Repeat the listing below line by line, exactly, leaving its pictures behind.
══ SUPPLIED DATA
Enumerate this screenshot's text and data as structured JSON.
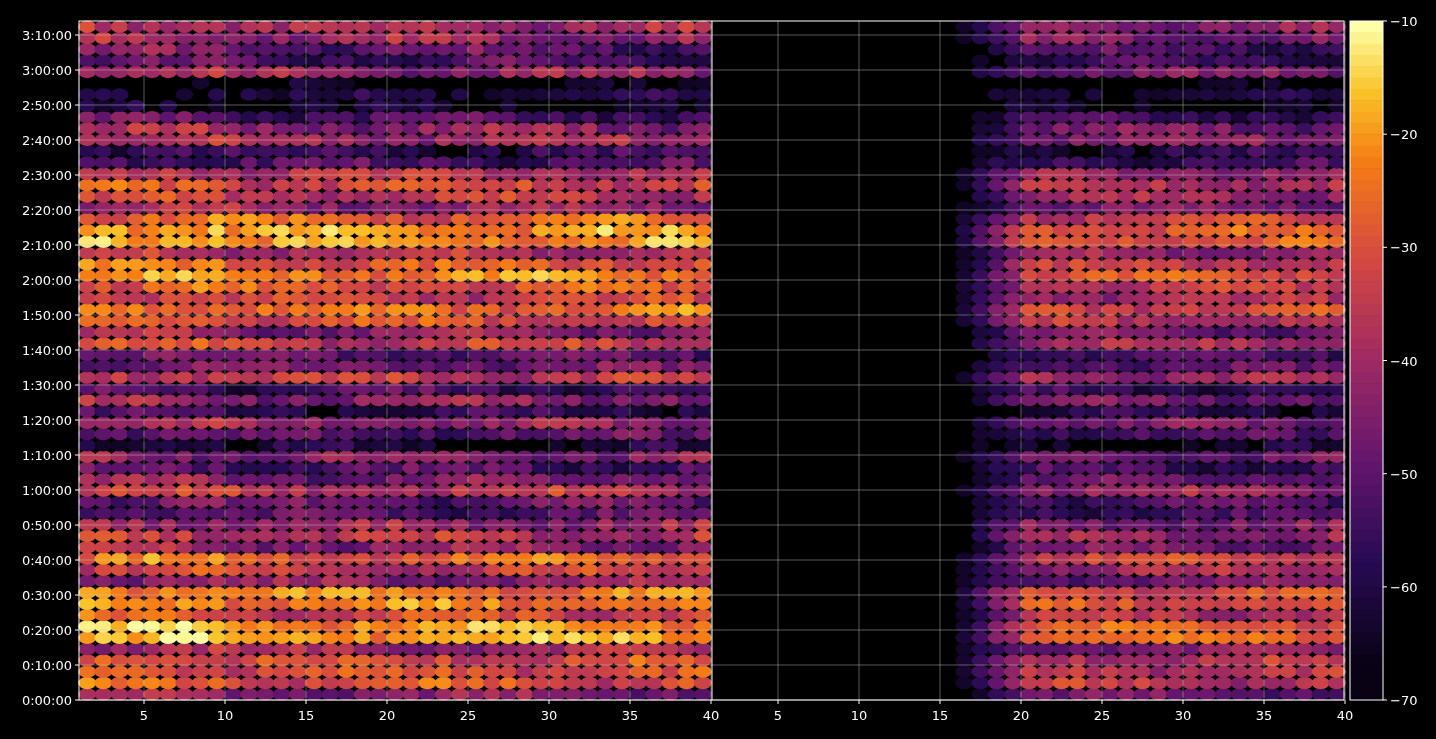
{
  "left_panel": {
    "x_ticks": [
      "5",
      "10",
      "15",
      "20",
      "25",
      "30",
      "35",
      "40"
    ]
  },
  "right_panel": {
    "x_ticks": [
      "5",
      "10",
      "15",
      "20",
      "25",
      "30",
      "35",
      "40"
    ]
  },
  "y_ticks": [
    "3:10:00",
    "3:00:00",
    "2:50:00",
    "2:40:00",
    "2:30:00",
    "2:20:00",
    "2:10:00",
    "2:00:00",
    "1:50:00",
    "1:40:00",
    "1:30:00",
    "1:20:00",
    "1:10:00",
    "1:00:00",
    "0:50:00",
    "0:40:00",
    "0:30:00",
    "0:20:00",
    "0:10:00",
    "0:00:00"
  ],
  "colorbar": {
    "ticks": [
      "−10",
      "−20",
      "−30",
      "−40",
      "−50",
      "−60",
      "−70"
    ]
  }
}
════
— WRITTEN RESPONSE —
Enumerate this screenshot's text and data as structured JSON.
{
  "left_panel": {
    "x_ticks": [
      "5",
      "10",
      "15",
      "20",
      "25",
      "30",
      "35",
      "40"
    ]
  },
  "right_panel": {
    "x_ticks": [
      "5",
      "10",
      "15",
      "20",
      "25",
      "30",
      "35",
      "40"
    ]
  },
  "y_ticks": [
    "3:10:00",
    "3:00:00",
    "2:50:00",
    "2:40:00",
    "2:30:00",
    "2:20:00",
    "2:10:00",
    "2:00:00",
    "1:50:00",
    "1:40:00",
    "1:30:00",
    "1:20:00",
    "1:10:00",
    "1:00:00",
    "0:50:00",
    "0:40:00",
    "0:30:00",
    "0:20:00",
    "0:10:00",
    "0:00:00"
  ],
  "colorbar": {
    "ticks": [
      "−10",
      "−20",
      "−30",
      "−40",
      "−50",
      "−60",
      "−70"
    ]
  }
}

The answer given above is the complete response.